- The aforementioned Marching Song, "Where There's a Whip, There's a Way".
- "The Wearer of the Ring, the Bearer of the Ring", a haunting tune summarizing the perils the Ring-bearers carry as the Ring continually whispers promises of power into their minds to corrupt them.
- Our Orcs Are Different: Than the Goblins in The Hobbit, a case of Art Shift.
- A few of the old-style goblins are mixed in, suggesting this is simply a more diverse force.
- Paper-Thin Disguise: Sam and Frodo are half the size of orcs, have radically different skin tones, hair tones, and facial structures, lack horns, fangs, and cat-like eyes, and have their hairy hobbit feet plainly visible, but if they're wearing orc armor it's convincing enough for the slavedriver.
- Of course, it's possible that considering how varied the real orcs are in this version, he might have just thought they were scrawny.
- Punch-Clock Villain: The orcs, according to the "whip-song".
- Scenery Porn: The backgrounds and establishing shots are gorgeous and highly detailed, fitting the storybook nature of the plot. Mordor never looked so terrifyingly beautiful.
- Second-Hand Storytelling: All action taken from The Return of the King is described as a series of Flashbacks.
- Silence, You Fool!: Aragorn, when he and his army arrive at the gates of Gondor.
- Stock Sound Effects: The Witch-King's ride oddly makes random cries of various monsters from Ultraman.
- Talking to Himself: Orson Bean as both Frodo and Bilbo, also the scene where the orc commander argues with the captain of the Rangers both voiced by Don Messick.
- Vocal Dissonance: The Witch-King shows up using the Black Tongue, and appearing as a silent and very frightening figure for the most part. Then he appears to Gandalf, and sounds like mix of Starscream and Skeletor, and intimidation is quickly forgotten.
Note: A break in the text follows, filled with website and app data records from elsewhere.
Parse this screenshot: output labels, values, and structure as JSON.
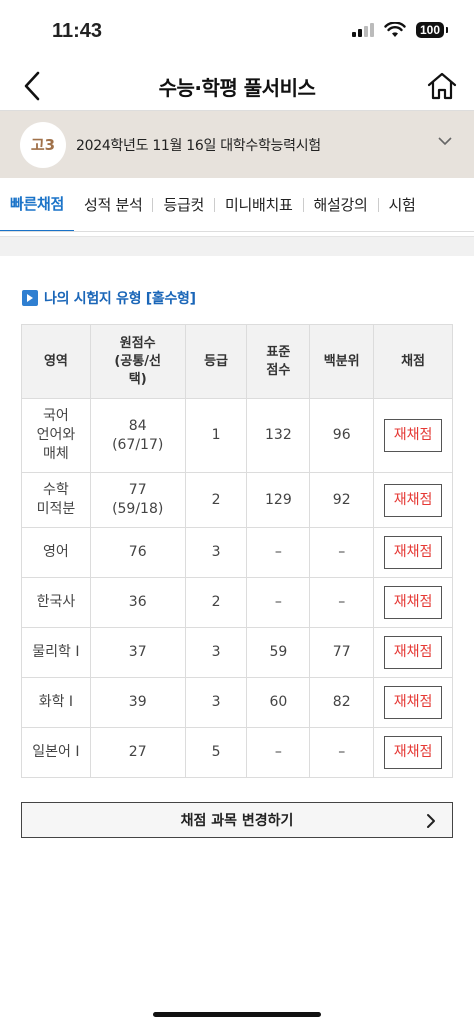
{
  "status": {
    "time": "11:43",
    "battery": "100"
  },
  "nav": {
    "title": "수능·학평 풀서비스"
  },
  "exam": {
    "grade": "고3",
    "name": "2024학년도 11월 16일 대학수학능력시험"
  },
  "tabs": [
    {
      "label": "빠른채점",
      "active": true
    },
    {
      "label": "성적 분석"
    },
    {
      "label": "등급컷"
    },
    {
      "label": "미니배치표"
    },
    {
      "label": "해설강의"
    },
    {
      "label": "시험"
    }
  ],
  "section": {
    "title": "나의 시험지 유형 [홀수형]"
  },
  "table": {
    "headers": [
      "영역",
      "원점수\n(공통/선\n택)",
      "등급",
      "표준\n점수",
      "백분위",
      "채점"
    ],
    "rows": [
      {
        "subject": "국어\n언어와\n매체",
        "raw": "84\n(67/17)",
        "grade": "1",
        "std": "132",
        "pct": "96",
        "action": "재채점"
      },
      {
        "subject": "수학\n미적분",
        "raw": "77\n(59/18)",
        "grade": "2",
        "std": "129",
        "pct": "92",
        "action": "재채점"
      },
      {
        "subject": "영어",
        "raw": "76",
        "grade": "3",
        "std": "–",
        "pct": "–",
        "action": "재채점"
      },
      {
        "subject": "한국사",
        "raw": "36",
        "grade": "2",
        "std": "–",
        "pct": "–",
        "action": "재채점"
      },
      {
        "subject": "물리학 I",
        "raw": "37",
        "grade": "3",
        "std": "59",
        "pct": "77",
        "action": "재채점"
      },
      {
        "subject": "화학 I",
        "raw": "39",
        "grade": "3",
        "std": "60",
        "pct": "82",
        "action": "재채점"
      },
      {
        "subject": "일본어 I",
        "raw": "27",
        "grade": "5",
        "std": "–",
        "pct": "–",
        "action": "재채점"
      }
    ]
  },
  "change_button": {
    "label": "채점 과목 변경하기"
  },
  "colors": {
    "accent": "#1a73c8",
    "rescore": "#e53935",
    "banner": "#e7e2dc"
  }
}
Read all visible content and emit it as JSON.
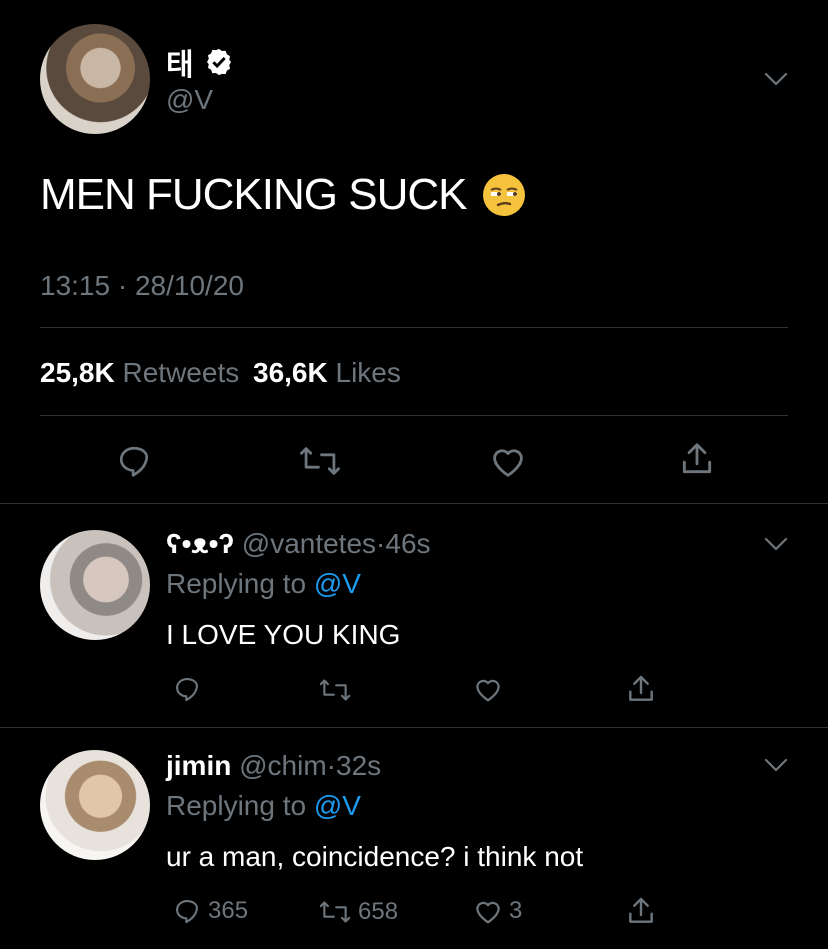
{
  "main_tweet": {
    "display_name": "태",
    "handle": "@V",
    "text": "MEN FUCKING SUCK",
    "emoji": "😒",
    "time": "13:15",
    "date_sep": "·",
    "date": "28/10/20",
    "retweets_count": "25,8K",
    "retweets_label": "Retweets",
    "likes_count": "36,6K",
    "likes_label": "Likes"
  },
  "replies": [
    {
      "display_name": "ʕ•ᴥ•ʔ",
      "handle": "@vantetes",
      "sep": "·",
      "time": "46s",
      "replying_prefix": "Replying to",
      "replying_to": "@V",
      "text": "I LOVE YOU KING"
    },
    {
      "display_name": "jimin",
      "handle": "@chim",
      "sep": "·",
      "time": "32s",
      "replying_prefix": "Replying to",
      "replying_to": "@V",
      "text": "ur a man, coincidence? i think not",
      "reply_count": "365",
      "retweet_count": "658",
      "like_count": "3"
    }
  ],
  "colors": {
    "background": "#000000",
    "text": "#d9d9d9",
    "muted": "#6e767d",
    "link": "#1d9bf0",
    "divider": "#2f3336"
  },
  "icons": [
    "verified-badge-icon",
    "chevron-down-icon",
    "reply-icon",
    "retweet-icon",
    "like-icon",
    "share-icon"
  ]
}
- What Have I Done?: Frodo in Cirith Ungol after the Ring influences him into treating Sam harshly.Oh, Sam, what have I said? What have I done? Forgive me!
- What Measure Is a Non-Human?: Sam turns an instance of anti-orc discrimination to his own purposes.
- Whip It Good/A Taste of the Lash: see above.
- Whole Episode Flashback: Or whole TV Movie Flashback, in this case. The entire story of "The Return of the King" is told through a bard, after the fighting and questing is already done.
- Wingding Eyes: Frodo's animesque eyes (even larger than Elijah Wood's) go from Chibi to scary when he wields the Power of The Ring, causing him to appear tall and brightly lit, Saiyan-style, and the pupils of his eyes become flames! This is a slight exaggeration from the book, where Frodo does indeed appear to grow into a powerful figure (like Galadriel and Gandalf in the live action films) when asserting control over Gollum.
- The X of Y: Twice over, just like the book; The Lord of the Rings, and The Return of the King.